Cheese Olamon, "a six-foot-two, four-hundred-and-thirty- pound yellow-haired Scandinavian who'd somehow arrived at the misconception he was black", is telling old high school friends, Patrick Kenzie and Angie Gennaro, why they have to convince another mutual chum, dealer Bubba Rugowski, that Cheese didn't try to have him killed. "You know I'm clean when it comes to what happened to him. You want me alive. Okay? Without me, that girl will be gone. Gone-gone. You understand? Gone, baby, gone."

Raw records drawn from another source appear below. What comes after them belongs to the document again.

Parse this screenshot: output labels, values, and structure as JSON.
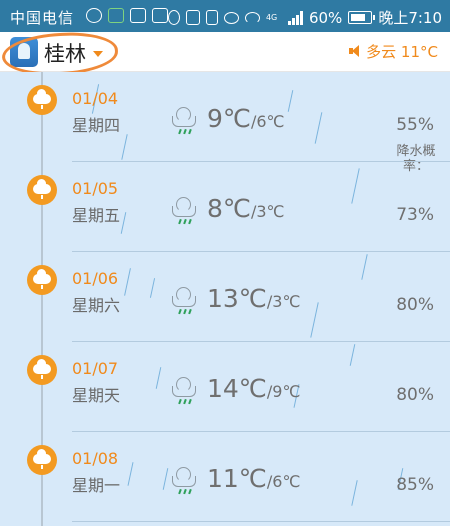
{
  "status_bar": {
    "carrier": "中国电信",
    "network": "4G",
    "battery": "60%",
    "time": "晚上7:10"
  },
  "header": {
    "city": "桂林",
    "current_weather": "多云 11°C",
    "colors": {
      "accent": "#f08a1c",
      "status_bar": "#2f7aa3",
      "list_bg": "#d7e9f9"
    }
  },
  "list": {
    "rain_title": "降水概率：",
    "days": [
      {
        "date": "01/04",
        "weekday": "星期四",
        "high": "9℃",
        "low": "/6℃",
        "rain": "55%",
        "icon": "rain-cloud-icon"
      },
      {
        "date": "01/05",
        "weekday": "星期五",
        "high": "8℃",
        "low": "/3℃",
        "rain": "73%",
        "icon": "rain-cloud-icon"
      },
      {
        "date": "01/06",
        "weekday": "星期六",
        "high": "13℃",
        "low": "/3℃",
        "rain": "80%",
        "icon": "rain-cloud-icon"
      },
      {
        "date": "01/07",
        "weekday": "星期天",
        "high": "14℃",
        "low": "/9℃",
        "rain": "80%",
        "icon": "rain-cloud-icon"
      },
      {
        "date": "01/08",
        "weekday": "星期一",
        "high": "11℃",
        "low": "/6℃",
        "rain": "85%",
        "icon": "rain-cloud-icon"
      }
    ]
  }
}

Of all the chilling, completely credible scenes of sadness, destruction and betrayal in Dennis Lehane's fourth and possibly best book about Kenzie and Gennaro, this moment stands out because it captures in a few pages the essence of Lehane's success.
Private detectives Kenzie and Gennaro, who still live in the same working-class Dorchester neighbourhood of Boston, Massachusetts, where they grew up, have gone to visit drug dealer Cheese in prison because they think he's involved the kidnapping of 4-year-old Amanda McCready. Without sentimentalising the grotesque figure of Cheese, Lehane tells us enough about his past to make us understand why he and the two detectives might share enough trust to save a child's life when all the best efforts of traditional law enforcement have failed. By putting Kenzie and Gennaro just to one side of the law (but not totally outside--they have several cop friends--a very important part of the story), Lehane adds depth and edge to traditional genre relationships. The love affair between Kenzie and Gennaro--interrupted by her marriage to his friend--is another perfectly controlled element that grows and changes as we watch. Surrounded by dead, abused and missing children, Kenzie mourns and rages; Gennaro longs for one of her own. The choices made by both of them in the final pages of this absolutely gripping story have the inevitability of life and the dazzling beauty of art.

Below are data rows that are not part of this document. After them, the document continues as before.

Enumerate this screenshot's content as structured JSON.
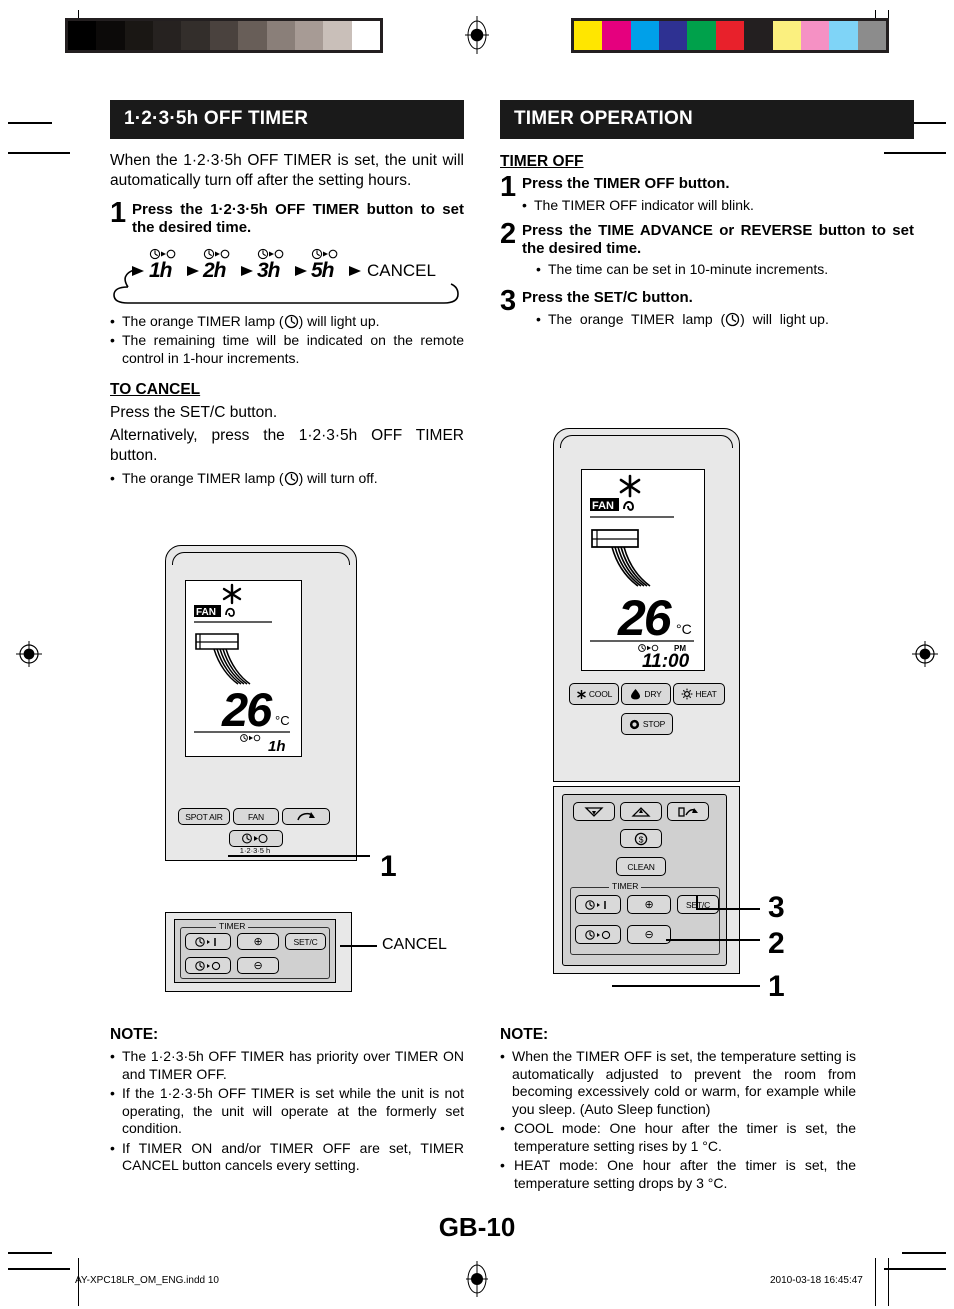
{
  "calibration": {
    "gray_bar": [
      "#000000",
      "#0c0a09",
      "#1a1714",
      "#262220",
      "#332e2b",
      "#4a423e",
      "#685e58",
      "#8a7f79",
      "#a79b95",
      "#c9bfb9",
      "#ffffff"
    ],
    "color_bar": [
      "#ffe600",
      "#e5007e",
      "#00a0e9",
      "#2e3192",
      "#00a14b",
      "#e8212b",
      "#231f20",
      "#fbf07f",
      "#f591c4",
      "#7fd4f7",
      "#8c8c8c"
    ]
  },
  "left_column": {
    "section_title": "1·2·3·5h OFF TIMER",
    "intro": "When the 1·2·3·5h OFF TIMER is set, the unit will automatically turn off after the setting hours.",
    "step1": {
      "num": "1",
      "text": "Press the 1·2·3·5h OFF TIMER button to set the desired time."
    },
    "cycle": {
      "items": [
        "1h",
        "2h",
        "3h",
        "5h"
      ],
      "cancel_label": "CANCEL",
      "icon_label": "timer-off-indicator"
    },
    "bullets": [
      "The orange TIMER lamp ( ) will light up.",
      "The remaining time will be indicated on the remote control in 1-hour increments."
    ],
    "cancel_head": "TO CANCEL",
    "cancel_line1": "Press the SET/C button.",
    "cancel_line2": "Alternatively, press the 1·2·3·5h OFF TIMER button.",
    "cancel_bullet": "The orange TIMER lamp ( ) will turn off.",
    "remote": {
      "lcd": {
        "mode_icon": "snowflake-icon",
        "fan_label": "FAN",
        "swing_icon": "swing-icon",
        "temperature": "26",
        "unit": "°C",
        "timer_icon": "timer-off-icon",
        "timer_value": "1h"
      },
      "buttons_row": [
        "SPOT AIR",
        "FAN",
        "swing-button"
      ],
      "timer_button_icon": "timer-off-icon",
      "timer_button_sub": "1·2·3·5 h",
      "callout_1": "1",
      "panel": {
        "group_label": "TIMER",
        "timer_on_icon": "timer-on-icon",
        "timer_off_icon": "timer-off-icon",
        "plus": "⊕",
        "minus": "⊖",
        "setc": "SET/C"
      },
      "callout_cancel": "CANCEL"
    },
    "note_head": "NOTE:",
    "notes": [
      "The 1·2·3·5h OFF TIMER has priority over TIMER ON and TIMER OFF.",
      "If the 1·2·3·5h OFF TIMER is set while the unit is not operating, the unit will operate at the formerly set condition.",
      "If TIMER ON and/or TIMER OFF are set, TIMER CANCEL button cancels every setting."
    ]
  },
  "right_column": {
    "section_title": "TIMER OPERATION",
    "subhead": "TIMER OFF ",
    "steps": [
      {
        "num": "1",
        "text": "Press the TIMER OFF button.",
        "bullets": [
          "The TIMER OFF indicator will blink."
        ]
      },
      {
        "num": "2",
        "text": "Press the TIME ADVANCE or REVERSE button to set the desired time.",
        "bullets": [
          "The time can be set in 10-minute increments."
        ]
      },
      {
        "num": "3",
        "text": "Press the SET/C button.",
        "bullets": [
          "The orange TIMER lamp ( ) will light up."
        ]
      }
    ],
    "remote": {
      "lcd": {
        "mode_icon": "snowflake-icon",
        "fan_label": "FAN",
        "swing_icon": "swing-icon",
        "temperature": "26",
        "unit": "°C",
        "timer_icon": "timer-off-icon",
        "pm_label": "PM",
        "clock": "11:00"
      },
      "mode_buttons": [
        "COOL",
        "DRY",
        "HEAT"
      ],
      "stop_button": "STOP",
      "lower_buttons": [
        "louver-down-icon",
        "louver-up-icon",
        "louver-swing-icon",
        "economy-icon"
      ],
      "clean_button": "CLEAN",
      "panel": {
        "group_label": "TIMER",
        "timer_on_icon": "timer-on-icon",
        "timer_off_icon": "timer-off-icon",
        "plus": "⊕",
        "minus": "⊖",
        "setc": "SET/C"
      },
      "callouts": [
        "3",
        "2",
        "1"
      ]
    },
    "note_head": "NOTE:",
    "notes": [
      "When the TIMER OFF is set, the temperature setting is automatically adjusted to prevent the room from becoming excessively cold or warm, for example while you sleep. (Auto Sleep function)",
      "COOL mode: One hour after the timer is set, the temperature setting rises by 1 °C.",
      "HEAT mode: One hour after the timer is set, the temperature setting drops by 3 °C."
    ]
  },
  "footer": {
    "page_number": "GB-10",
    "file_name": "AY-XPC18LR_OM_ENG.indd   10",
    "timestamp": "2010-03-18   16:45:47"
  }
}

Other Kenzie/Gennaro books available in paperback are: Darkness, Take My Hand, A Drink Before the War, Sacred. -- Dick Adler
--This text refers to an alternate
"Lehane tackles corruption in many forms as he brings his complicated plot to its satisfying resolution, at the same time leaving readers to ponder moral questions about social and individual responsibility long after the last page is turned" (Publishers Weekly
"Gone, Baby Gone
is a tough, true powerful story written by a stunningly good novelist, one of our very best" (James Patterson)